Many expect the Federal Reserve will wait for more information from the key non farm payrolls report for July due out on Friday night New Zealand time.
Further reinforcing the slowdown in the US economy, US consumer spending was stagnant in June as consumers worried about their jobs saved any extra income. See more here at Bloomberg.
Meanwhile, European stocks fell around 0.6% after Swiss bank UBS and global oil giant BP reported profits that missed expectations. Also, Euro-zone unemployment rose to 11.2% in June, with unemployment at 24.8% in Spain, unemployment in Portugal at 15.4%, Ireland at 14.8% and France at 10.1%. See more here at Bloomberg.
European markets are on tenterhooks for the European Central Bank's announcement due on Thursday night New Zealand time. Many hope for some news to calm Southern European bond markets and reduce the yields Italy and Spain are paying for their debt. Markets eased some of their enthusiasm after German officials poured cold water on the idea of using a rescue fund to buy Italian and Spanish bonds.

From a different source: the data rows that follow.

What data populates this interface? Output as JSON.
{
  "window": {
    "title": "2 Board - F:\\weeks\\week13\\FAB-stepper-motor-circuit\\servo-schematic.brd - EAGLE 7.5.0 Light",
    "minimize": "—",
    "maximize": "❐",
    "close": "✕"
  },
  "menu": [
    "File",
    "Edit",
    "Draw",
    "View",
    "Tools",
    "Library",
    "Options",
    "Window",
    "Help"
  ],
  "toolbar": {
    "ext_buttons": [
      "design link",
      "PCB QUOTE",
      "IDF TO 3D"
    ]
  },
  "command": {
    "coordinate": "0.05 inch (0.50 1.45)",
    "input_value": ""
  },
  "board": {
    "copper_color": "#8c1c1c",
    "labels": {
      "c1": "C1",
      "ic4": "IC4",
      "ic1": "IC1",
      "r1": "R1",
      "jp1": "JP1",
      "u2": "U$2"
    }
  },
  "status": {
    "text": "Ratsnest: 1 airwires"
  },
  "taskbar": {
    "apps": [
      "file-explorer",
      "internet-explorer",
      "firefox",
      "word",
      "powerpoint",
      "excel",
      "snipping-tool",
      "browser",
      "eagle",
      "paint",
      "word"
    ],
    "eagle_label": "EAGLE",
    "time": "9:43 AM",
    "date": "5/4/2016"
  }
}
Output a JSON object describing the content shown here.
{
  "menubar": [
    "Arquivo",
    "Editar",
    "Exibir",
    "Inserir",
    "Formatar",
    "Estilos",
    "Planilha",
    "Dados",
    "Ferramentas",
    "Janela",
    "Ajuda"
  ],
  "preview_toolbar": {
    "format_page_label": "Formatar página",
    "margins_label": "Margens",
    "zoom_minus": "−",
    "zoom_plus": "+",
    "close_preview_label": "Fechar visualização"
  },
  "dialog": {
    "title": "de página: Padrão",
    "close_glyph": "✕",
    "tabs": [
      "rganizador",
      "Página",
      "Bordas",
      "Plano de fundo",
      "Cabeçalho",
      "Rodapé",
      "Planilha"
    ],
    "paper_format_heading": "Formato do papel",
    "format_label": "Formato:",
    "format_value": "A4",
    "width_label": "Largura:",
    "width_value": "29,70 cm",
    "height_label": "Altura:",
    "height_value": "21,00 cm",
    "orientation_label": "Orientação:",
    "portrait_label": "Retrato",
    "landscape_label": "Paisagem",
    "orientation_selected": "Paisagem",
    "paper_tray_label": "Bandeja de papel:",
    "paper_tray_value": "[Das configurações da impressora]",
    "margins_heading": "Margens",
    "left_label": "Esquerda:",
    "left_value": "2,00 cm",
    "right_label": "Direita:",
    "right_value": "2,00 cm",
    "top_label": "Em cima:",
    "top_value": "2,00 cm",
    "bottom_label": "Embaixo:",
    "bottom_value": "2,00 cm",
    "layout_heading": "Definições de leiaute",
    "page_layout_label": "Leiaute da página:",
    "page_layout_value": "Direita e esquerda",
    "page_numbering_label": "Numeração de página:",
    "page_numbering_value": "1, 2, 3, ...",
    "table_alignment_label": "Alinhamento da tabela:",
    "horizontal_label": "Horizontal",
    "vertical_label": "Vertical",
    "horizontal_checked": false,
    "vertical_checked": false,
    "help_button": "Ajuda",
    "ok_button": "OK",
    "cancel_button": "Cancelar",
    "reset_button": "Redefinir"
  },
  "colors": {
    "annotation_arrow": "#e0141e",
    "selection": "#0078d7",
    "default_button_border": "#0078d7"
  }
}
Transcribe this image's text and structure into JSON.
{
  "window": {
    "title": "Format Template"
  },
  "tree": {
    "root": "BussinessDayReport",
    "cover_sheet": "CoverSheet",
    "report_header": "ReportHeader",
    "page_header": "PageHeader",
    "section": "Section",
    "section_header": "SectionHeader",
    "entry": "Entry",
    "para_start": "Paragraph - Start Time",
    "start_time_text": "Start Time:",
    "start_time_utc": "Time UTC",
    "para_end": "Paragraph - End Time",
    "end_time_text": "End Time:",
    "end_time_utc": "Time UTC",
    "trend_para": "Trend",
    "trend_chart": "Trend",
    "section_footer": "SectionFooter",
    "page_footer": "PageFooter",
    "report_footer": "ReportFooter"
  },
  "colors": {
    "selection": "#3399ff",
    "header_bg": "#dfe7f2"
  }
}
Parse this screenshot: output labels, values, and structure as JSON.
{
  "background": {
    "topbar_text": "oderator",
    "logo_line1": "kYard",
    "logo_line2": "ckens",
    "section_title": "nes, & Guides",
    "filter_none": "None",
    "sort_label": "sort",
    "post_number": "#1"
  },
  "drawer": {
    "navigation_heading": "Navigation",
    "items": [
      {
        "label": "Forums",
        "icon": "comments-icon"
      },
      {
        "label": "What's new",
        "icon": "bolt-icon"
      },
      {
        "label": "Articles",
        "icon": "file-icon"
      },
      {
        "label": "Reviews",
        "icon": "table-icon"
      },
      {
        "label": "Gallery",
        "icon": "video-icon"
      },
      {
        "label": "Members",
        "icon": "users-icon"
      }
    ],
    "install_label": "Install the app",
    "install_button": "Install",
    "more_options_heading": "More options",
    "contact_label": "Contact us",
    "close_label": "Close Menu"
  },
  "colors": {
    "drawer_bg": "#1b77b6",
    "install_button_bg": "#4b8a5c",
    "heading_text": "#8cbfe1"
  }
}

Meanwhile in Asia, South Korean factory output unexpectedly fell in the three months to June, reinforcing concerns that the Asian growth engine in China is sputtering. Korea supplies many of the components assembled in Chinese factories. See more here at Bloomberg.
China again reiterated that growth was its key priority in a statement via official news agency Xinhua last night, although it was vague about what action Chinese authorities would take.
Closer to home, traders are watching for the results of Fonterra's next fortnightly milk powder auction due tomorrow morning. A severe drought in the United States has yet to boost dairy prices. See more here in BNZ's currencies report on our site.
The New Zealand dollar was solid just under 81 USc in overnight trade.